* WORK ORDER *
Among the lines of the records, find all that carry the word "title" and copy them.
[DATA EXCERPTS]
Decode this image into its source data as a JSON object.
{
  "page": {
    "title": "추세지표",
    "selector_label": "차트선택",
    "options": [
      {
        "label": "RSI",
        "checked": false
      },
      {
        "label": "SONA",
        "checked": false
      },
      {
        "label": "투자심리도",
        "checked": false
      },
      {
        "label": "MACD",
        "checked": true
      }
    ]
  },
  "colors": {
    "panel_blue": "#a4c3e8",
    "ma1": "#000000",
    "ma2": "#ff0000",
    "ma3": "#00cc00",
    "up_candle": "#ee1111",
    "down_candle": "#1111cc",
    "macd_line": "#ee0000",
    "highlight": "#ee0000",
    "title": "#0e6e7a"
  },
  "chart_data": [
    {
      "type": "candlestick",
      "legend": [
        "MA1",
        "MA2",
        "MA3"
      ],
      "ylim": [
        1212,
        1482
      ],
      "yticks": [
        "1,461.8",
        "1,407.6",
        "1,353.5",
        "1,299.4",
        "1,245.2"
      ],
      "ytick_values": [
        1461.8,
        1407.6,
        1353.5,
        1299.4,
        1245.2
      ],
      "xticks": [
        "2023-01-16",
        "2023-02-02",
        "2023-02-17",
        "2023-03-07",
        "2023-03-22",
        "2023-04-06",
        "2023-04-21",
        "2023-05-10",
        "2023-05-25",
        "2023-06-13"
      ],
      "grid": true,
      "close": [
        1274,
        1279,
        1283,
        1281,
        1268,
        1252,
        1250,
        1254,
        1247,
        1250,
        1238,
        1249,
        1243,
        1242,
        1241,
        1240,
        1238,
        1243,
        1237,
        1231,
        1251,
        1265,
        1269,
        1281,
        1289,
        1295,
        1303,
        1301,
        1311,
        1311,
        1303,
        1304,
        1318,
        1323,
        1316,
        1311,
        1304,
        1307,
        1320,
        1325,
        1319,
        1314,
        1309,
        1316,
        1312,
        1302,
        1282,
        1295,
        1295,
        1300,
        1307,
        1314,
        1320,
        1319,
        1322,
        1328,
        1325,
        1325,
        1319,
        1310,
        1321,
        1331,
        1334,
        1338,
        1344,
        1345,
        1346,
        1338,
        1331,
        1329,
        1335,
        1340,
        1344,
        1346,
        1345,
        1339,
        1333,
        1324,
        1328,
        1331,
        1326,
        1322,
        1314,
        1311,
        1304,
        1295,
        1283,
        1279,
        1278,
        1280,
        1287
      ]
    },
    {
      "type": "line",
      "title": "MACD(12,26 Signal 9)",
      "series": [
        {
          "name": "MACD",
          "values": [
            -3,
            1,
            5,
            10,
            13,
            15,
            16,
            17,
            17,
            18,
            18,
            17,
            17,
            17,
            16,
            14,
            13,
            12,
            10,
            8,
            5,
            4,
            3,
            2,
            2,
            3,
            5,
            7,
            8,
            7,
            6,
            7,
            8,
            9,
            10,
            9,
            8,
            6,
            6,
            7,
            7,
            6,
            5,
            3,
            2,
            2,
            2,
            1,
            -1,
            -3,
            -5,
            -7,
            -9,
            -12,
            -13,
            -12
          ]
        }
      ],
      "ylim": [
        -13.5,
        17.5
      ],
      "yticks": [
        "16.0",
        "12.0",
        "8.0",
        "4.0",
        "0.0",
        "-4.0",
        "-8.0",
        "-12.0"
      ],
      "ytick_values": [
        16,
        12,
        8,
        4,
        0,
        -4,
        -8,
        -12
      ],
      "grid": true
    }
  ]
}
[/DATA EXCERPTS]
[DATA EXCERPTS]
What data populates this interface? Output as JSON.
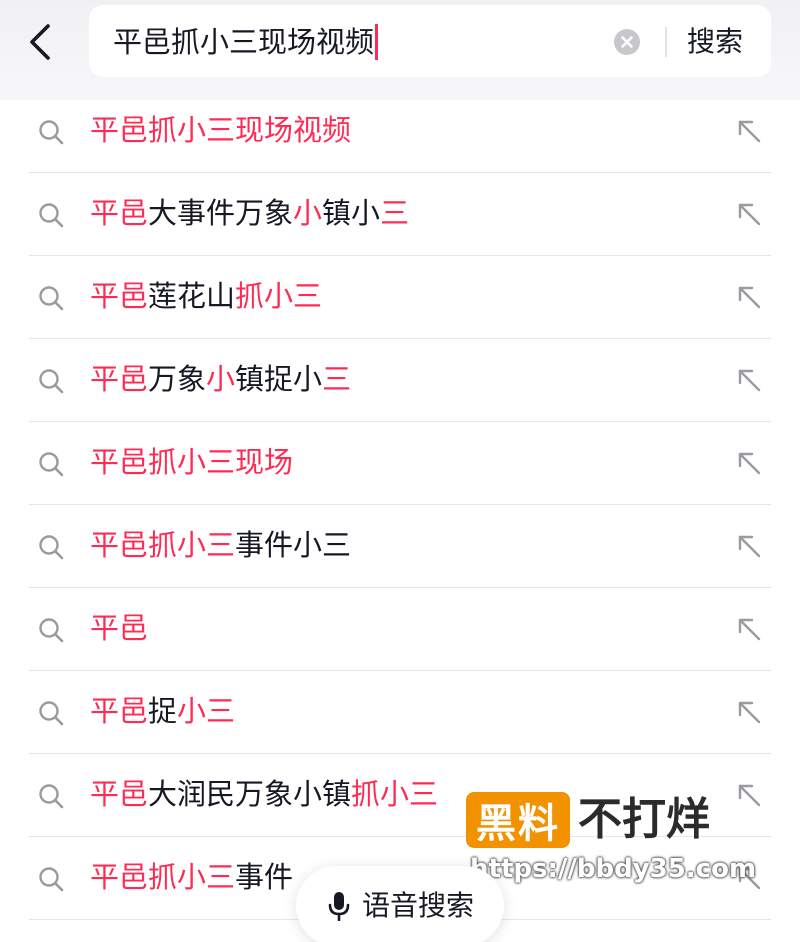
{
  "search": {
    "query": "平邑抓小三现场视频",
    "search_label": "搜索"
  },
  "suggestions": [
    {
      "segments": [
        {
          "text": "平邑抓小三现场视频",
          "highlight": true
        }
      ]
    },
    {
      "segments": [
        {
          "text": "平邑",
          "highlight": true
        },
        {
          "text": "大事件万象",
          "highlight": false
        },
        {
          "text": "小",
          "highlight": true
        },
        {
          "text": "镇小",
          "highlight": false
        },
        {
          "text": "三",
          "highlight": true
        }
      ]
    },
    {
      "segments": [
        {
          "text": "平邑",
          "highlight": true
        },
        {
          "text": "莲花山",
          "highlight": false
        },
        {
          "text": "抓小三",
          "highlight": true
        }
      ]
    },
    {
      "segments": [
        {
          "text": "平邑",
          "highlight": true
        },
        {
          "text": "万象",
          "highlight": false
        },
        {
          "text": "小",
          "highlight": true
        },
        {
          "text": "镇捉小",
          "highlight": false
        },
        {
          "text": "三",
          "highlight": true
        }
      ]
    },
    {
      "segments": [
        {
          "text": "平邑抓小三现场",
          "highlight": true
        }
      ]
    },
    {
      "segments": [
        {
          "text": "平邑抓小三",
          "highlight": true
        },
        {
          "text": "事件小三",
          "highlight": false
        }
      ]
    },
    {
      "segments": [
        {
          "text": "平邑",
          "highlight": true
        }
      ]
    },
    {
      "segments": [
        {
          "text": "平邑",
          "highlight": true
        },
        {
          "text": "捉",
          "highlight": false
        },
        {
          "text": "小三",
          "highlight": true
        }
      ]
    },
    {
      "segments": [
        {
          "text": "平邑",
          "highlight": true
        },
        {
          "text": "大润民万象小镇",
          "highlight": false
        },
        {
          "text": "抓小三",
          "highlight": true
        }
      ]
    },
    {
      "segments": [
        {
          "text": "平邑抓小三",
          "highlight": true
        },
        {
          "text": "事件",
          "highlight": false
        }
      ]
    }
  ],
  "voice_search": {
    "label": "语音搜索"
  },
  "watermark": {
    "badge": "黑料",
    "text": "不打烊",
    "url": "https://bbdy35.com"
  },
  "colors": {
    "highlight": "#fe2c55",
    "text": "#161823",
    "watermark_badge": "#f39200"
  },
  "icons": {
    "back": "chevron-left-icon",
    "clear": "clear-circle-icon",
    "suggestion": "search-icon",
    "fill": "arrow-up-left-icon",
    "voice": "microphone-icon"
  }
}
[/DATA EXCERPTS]
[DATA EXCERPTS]
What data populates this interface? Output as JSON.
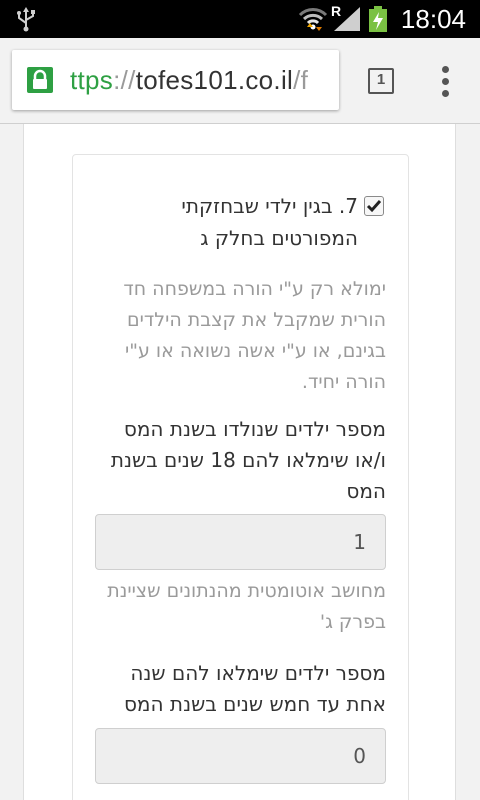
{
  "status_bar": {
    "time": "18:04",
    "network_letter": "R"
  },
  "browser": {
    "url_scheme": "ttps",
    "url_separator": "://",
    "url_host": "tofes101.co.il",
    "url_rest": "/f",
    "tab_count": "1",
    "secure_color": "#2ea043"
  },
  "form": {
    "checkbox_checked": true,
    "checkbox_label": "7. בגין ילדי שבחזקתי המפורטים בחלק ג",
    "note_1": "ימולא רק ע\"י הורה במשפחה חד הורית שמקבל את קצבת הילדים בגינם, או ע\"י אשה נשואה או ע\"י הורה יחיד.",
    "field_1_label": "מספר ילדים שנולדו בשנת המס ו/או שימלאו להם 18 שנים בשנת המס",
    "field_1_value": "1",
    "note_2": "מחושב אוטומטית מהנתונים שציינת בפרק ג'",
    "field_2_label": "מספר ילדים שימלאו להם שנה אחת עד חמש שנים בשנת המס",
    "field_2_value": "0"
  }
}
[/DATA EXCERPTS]
* TASK ANSWER *
    "title": "추세지표",
    "title": "#0e6e7a"
      "title": "MACD(12,26 Signal 9)",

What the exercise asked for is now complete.